“When they pass through the Taiwan Strait our nation’s military will have a grasp of the situation, but will not interfere,” he told reporters.
China has been ramping up its exercises around Taiwan and flies aircraft almost daily into the southwestern part of Taiwan’s air defence zone.
A UK Ministry of Defence spokeswoman said: “HMS Richmond has navigated the Taiwan Strait, sailing from Japan to Vietnam. Wherever the Royal Navy operate, they do so in full compliance with international law.
“The UK has a range of security interests in the Indo-Pacific and many important bilateral defence relationships. This deployment is a sign of our commitment to regional security.”
The West’s militaries are working on the assumption that China wants to be capable of invading Taiwan by 2027, Larisa Brown writes.
By attempting to normalise the passage of ships through the Taiwan Strait, America and Britain are sending a message that they will not let it do so without a fight.
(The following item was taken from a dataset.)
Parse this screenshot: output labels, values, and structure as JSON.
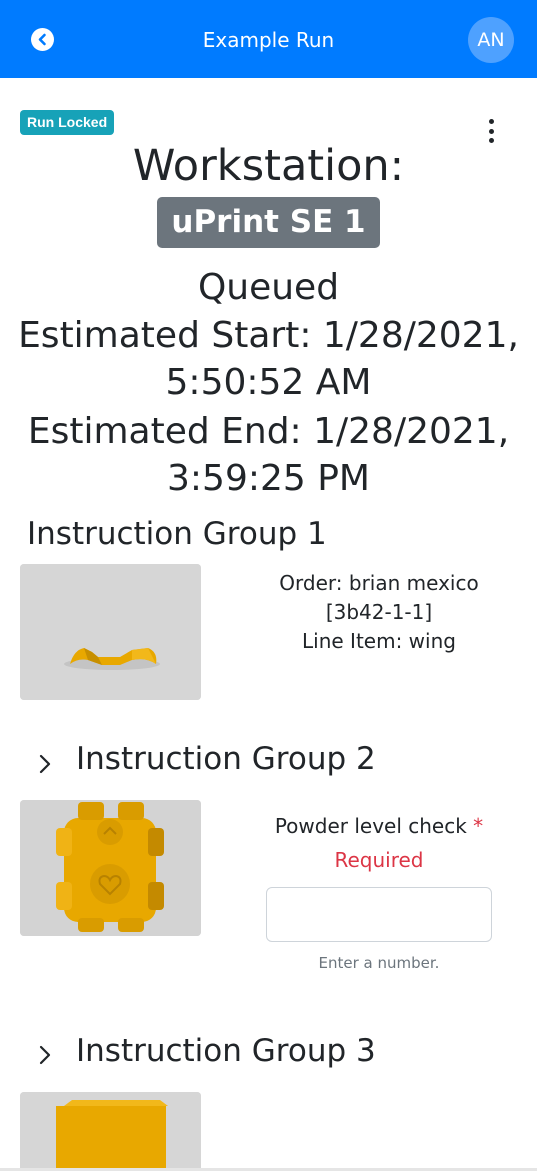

An invasion, even without the US and other allies being dragged into the conflict, would be no easy feat.
Add to the mix the military might of the US, backed by the Royal Navy, and China’s dream of global dominance could go up in smoke.
The decision to send HMS Richmond, a Type 23 frigate on its maiden voyage, through the strait was made after months of discussions by ministers and officials across government.
The US regularly sends warships through, the most recent sailing coming earlier this month, but this is the first time a British frigate or destroyer has made the journey since 2008.
By doing so, the Royal Navy is exercising the legal right of all ships to pass through an international waterway. It is about demonstrating the UK’s commitment to a free and open Indo-Pacific. It is also part of a wider UK government tilt towards the region, and follows the new Aukus pact between the US, UK and Australia.
The Foreign Office was said to be in agreement with the Ministry of Defence that HMS Richmond should brave the strait – but the absence of the HMS Queen Elizabeth, which remained near Guam, speaks volumes about how far the UK might be willing to go to push Beijing’s buttons.